[Data extracted from a collection]

+ + + + +

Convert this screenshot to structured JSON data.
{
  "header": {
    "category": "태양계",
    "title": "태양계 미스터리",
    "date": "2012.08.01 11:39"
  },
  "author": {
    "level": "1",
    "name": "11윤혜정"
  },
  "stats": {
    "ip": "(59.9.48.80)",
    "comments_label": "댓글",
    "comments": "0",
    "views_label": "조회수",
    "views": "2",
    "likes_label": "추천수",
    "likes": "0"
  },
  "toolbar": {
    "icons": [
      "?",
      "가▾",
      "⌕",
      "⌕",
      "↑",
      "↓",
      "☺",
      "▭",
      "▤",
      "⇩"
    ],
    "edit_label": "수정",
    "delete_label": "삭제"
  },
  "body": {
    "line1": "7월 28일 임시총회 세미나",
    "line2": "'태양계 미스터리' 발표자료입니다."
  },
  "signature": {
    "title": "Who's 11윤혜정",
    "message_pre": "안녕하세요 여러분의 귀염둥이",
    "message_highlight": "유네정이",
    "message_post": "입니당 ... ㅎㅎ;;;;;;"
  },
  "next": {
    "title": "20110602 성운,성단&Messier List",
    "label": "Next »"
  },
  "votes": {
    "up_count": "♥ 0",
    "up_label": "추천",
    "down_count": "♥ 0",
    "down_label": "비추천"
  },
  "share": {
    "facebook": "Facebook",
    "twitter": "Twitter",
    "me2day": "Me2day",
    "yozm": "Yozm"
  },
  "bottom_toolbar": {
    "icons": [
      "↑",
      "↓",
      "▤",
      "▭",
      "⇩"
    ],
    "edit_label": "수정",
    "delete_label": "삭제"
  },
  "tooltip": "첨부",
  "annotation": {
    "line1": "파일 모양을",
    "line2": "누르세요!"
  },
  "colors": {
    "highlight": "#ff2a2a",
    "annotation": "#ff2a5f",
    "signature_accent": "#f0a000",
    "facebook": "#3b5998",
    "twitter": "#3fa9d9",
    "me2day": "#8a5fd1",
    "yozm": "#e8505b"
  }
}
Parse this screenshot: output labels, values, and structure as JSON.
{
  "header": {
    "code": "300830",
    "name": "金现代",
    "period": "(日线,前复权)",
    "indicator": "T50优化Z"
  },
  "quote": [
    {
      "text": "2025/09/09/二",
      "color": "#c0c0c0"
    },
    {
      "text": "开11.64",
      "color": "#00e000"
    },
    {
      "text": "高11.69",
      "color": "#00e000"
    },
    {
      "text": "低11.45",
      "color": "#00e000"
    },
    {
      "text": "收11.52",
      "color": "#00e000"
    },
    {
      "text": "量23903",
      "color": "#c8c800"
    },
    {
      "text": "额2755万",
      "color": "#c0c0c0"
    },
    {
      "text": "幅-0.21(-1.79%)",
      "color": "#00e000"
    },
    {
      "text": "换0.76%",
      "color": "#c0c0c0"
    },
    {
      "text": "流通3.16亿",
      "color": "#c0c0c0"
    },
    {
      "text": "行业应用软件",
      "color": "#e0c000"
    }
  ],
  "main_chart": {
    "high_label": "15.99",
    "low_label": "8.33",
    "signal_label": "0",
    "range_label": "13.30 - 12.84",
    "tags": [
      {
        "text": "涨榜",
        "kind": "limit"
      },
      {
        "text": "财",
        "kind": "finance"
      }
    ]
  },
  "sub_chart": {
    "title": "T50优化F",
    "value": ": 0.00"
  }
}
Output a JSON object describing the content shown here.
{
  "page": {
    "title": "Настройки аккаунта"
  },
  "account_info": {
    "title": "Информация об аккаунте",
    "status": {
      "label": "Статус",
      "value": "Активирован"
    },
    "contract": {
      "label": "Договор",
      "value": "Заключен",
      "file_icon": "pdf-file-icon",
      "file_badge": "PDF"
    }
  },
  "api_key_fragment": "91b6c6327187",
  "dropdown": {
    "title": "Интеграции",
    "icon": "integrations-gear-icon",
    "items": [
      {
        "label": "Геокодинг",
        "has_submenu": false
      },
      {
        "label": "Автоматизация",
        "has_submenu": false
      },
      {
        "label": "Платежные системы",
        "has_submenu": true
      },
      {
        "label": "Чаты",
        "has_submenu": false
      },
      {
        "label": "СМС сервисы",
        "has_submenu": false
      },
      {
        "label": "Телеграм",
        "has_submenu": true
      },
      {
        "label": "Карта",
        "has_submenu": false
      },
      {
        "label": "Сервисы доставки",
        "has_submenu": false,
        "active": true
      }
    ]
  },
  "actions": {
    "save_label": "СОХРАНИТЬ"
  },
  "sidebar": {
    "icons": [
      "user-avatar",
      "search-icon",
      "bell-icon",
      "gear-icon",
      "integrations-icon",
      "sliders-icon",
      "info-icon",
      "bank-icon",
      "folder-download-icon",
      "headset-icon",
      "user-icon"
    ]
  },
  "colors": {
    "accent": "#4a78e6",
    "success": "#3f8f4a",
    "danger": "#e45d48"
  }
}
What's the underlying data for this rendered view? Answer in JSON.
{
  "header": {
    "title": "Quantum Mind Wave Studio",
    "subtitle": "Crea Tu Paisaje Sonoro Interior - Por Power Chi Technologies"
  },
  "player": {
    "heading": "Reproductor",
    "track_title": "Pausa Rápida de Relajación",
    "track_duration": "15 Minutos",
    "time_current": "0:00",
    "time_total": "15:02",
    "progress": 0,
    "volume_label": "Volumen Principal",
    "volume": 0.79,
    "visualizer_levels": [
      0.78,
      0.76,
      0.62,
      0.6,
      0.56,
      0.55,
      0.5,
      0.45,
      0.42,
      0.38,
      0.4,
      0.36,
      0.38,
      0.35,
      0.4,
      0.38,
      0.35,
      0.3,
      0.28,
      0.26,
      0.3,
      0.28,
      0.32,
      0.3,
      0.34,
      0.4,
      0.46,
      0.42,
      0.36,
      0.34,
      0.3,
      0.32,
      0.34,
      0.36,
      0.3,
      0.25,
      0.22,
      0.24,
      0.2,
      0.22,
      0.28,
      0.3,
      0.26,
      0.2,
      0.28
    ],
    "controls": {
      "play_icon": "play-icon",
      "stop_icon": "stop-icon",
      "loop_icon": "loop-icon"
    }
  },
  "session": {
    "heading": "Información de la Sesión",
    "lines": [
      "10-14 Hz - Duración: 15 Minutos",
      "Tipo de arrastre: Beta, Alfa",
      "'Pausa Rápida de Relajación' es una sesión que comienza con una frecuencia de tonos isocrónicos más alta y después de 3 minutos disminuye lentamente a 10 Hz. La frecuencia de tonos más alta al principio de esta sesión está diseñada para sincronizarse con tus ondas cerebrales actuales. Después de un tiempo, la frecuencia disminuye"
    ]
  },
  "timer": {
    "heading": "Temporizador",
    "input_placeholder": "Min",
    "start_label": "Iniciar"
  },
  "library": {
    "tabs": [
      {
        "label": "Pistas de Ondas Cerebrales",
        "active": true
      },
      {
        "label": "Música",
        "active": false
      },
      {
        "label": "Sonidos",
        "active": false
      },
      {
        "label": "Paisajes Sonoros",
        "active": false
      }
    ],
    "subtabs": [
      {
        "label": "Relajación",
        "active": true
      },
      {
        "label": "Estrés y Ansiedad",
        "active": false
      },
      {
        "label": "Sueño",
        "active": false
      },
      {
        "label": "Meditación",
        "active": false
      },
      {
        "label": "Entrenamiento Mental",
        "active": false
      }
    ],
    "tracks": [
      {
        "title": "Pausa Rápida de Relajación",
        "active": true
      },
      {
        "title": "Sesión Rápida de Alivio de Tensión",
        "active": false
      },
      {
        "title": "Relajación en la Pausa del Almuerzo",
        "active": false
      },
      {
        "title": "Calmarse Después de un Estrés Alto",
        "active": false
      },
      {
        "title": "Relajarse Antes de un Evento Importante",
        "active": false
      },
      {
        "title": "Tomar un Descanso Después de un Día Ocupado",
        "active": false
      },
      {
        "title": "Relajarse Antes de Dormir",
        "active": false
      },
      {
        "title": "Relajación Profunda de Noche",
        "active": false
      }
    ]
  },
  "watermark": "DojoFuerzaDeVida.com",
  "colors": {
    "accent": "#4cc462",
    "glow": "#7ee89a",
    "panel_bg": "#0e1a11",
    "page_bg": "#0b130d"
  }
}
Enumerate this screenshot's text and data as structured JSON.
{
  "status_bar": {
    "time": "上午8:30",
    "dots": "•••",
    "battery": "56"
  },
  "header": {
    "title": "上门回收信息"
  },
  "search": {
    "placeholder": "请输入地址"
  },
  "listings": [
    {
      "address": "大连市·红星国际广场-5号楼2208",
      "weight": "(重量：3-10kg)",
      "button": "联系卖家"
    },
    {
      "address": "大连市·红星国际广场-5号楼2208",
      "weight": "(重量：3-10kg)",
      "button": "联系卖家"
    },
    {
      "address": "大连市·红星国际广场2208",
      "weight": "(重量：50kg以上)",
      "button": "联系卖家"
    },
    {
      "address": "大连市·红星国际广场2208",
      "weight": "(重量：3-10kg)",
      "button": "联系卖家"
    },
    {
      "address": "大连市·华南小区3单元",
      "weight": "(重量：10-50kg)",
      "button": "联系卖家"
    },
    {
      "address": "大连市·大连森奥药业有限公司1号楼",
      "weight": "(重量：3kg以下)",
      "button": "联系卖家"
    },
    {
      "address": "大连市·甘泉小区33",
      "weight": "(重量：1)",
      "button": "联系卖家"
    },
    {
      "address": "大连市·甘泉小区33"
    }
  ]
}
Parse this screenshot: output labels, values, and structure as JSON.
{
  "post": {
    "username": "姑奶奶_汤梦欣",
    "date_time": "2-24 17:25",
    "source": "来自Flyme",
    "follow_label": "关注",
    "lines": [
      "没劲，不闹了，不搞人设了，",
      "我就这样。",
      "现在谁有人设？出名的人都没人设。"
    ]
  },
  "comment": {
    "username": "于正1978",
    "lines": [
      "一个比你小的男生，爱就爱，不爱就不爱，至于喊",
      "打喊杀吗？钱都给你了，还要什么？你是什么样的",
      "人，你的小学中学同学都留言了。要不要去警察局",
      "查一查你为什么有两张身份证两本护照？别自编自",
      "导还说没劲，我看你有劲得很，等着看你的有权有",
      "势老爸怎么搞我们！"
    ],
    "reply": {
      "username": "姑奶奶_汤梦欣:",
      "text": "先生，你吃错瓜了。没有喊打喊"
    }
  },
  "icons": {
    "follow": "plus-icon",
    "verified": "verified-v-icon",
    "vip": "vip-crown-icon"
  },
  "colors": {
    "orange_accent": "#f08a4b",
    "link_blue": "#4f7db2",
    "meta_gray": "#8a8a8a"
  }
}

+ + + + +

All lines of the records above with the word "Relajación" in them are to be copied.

:: Response to the task ::
    "track_title": "Pausa Rápida de Relajación",
      "'Pausa Rápida de Relajación' es una sesión que comienza con una frecuencia de tonos isocrónicos más alta y después de 3 minutos disminuye lentamente a 10 Hz. La frecuencia de tonos más alta al principio de esta sesión está diseñada para sincronizarse con tus ondas cerebrales actuales. Después de un tiempo, la frecuencia disminuye"
        "label": "Relajación",
        "title": "Pausa Rápida de Relajación",
        "title": "Relajación en la Pausa del Almuerzo",
        "title": "Relajación Profunda de Noche",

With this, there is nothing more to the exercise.